ATLANTA — Georgia’s Republican gubernatorial primary Tuesday could spell an end to the faceoff between Georgia Gov. Brian Kemp and former U.S. Sen. David Perdue, while Stacey Abrams will be crowned the Democratic Party’s nominee after running unopposed.
More than 850,000 Georgians cast ballots during weeks of early in-person voting. New election rules passed by the Republican-controlled legislature last year made mail-in absentee ballots and ballot drop boxes — forms of voting that were popular during the 2020 elections amid the coronavirus pandemic — a less attractive option, and they nosedived this year.
With three other candidates in the Republican race, it’s possible that neither Kemp nor Perdue will win a majority, requiring a June 21 runoff. Such a scenario could leave the winner with empty pockets. However, polling has shown Kemp extending his lead in recent weeks, raising the possibility that the nomination could be settled Tuesday.
Abrams will be waiting for the winner in a November contest that is likely to be one of the nation’s most expensive and high-profile. She narrowly lost the governorship to Kemp in 2018.
“Four years ago, I warned about the failure that Kemp was going to be. And four years later I am going to prove he was the wrong choice for Georgia,” Abrams said at a news conference Tuesday.
Perdue was personally courted by former President Donald Trump to enter the race as retribution for Kemp not going along with Trump’s effort to overturn his 2020 loss in Georgia to Democrat Joe Biden. Perdue embraced Trump’s election lies, opening two debates between the candidates with the claim that the 2020 balloting was “rigged and stolen.” Election officials found no evidence of fraud after multiple reviews.
Trump conducted an in-person rally for Perdue, sent more than $3 million to two political action committees to pay for ads attacking Kemp on election issues, and kept up a steady stream of rhetorical fire against the incumbent. But Trump has not returned to Georgia since March, and Perdue’s ads have been missing from Georgia television stations for much of the crucial early-voting period.
Kemp used the power of his incumbency to push a raft of bills through the legislature, signing measures that cut taxes, allowed people to carry concealed handguns without permits and let the state athletic association ban transgender girls from high school sports.
The governor also used bountiful state coffers to give pay raises and burnished his economic development record by announcing two large electric vehicle factories.
Republicans rallied to Kemp’s side: He was endorsed by powerful GOP figures including former Vice President Mike Pence and Georgia House Speaker David Ralston.
Perdue scrambled for contributions, hitting Kemp on crime and for luring the Rivian Automotive plant to an area east of Atlanta over the objections of many residents.

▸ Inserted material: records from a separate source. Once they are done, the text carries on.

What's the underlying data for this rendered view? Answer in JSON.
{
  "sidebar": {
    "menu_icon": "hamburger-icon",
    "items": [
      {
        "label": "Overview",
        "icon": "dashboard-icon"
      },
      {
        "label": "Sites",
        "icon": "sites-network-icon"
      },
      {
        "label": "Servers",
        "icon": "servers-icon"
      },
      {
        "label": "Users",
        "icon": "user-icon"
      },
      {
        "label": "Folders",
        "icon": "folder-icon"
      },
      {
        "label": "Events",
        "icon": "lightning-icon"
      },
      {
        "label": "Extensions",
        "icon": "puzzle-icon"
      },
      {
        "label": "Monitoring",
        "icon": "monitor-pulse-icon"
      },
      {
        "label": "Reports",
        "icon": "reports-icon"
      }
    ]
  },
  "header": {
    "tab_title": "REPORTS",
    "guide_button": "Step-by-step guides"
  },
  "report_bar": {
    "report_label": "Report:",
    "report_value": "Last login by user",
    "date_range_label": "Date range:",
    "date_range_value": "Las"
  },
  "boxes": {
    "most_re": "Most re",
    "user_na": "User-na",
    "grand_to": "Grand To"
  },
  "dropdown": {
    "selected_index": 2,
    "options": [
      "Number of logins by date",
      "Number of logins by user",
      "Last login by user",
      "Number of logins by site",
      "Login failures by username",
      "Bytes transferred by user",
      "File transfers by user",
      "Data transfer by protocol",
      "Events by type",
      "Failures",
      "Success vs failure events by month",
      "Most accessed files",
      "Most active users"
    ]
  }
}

Abrams has been running for months, seeking to burnish her image among Georgia voters with more than $7 million in advertising, despite the lack of primary opposition.
The centerpiece of her platform remains a call to expand Medicaid to all adults, but Abrams is also highlighting her support for abortion rights and opposition to a law allowing the permitless carry of concealed handguns in public. The Democratic star has shown the ability to raise millions. Meanwhile, Republicans have raised the specter of her becoming governor to try to unify a party fractured by Trump’s attempts to unseat Kemp.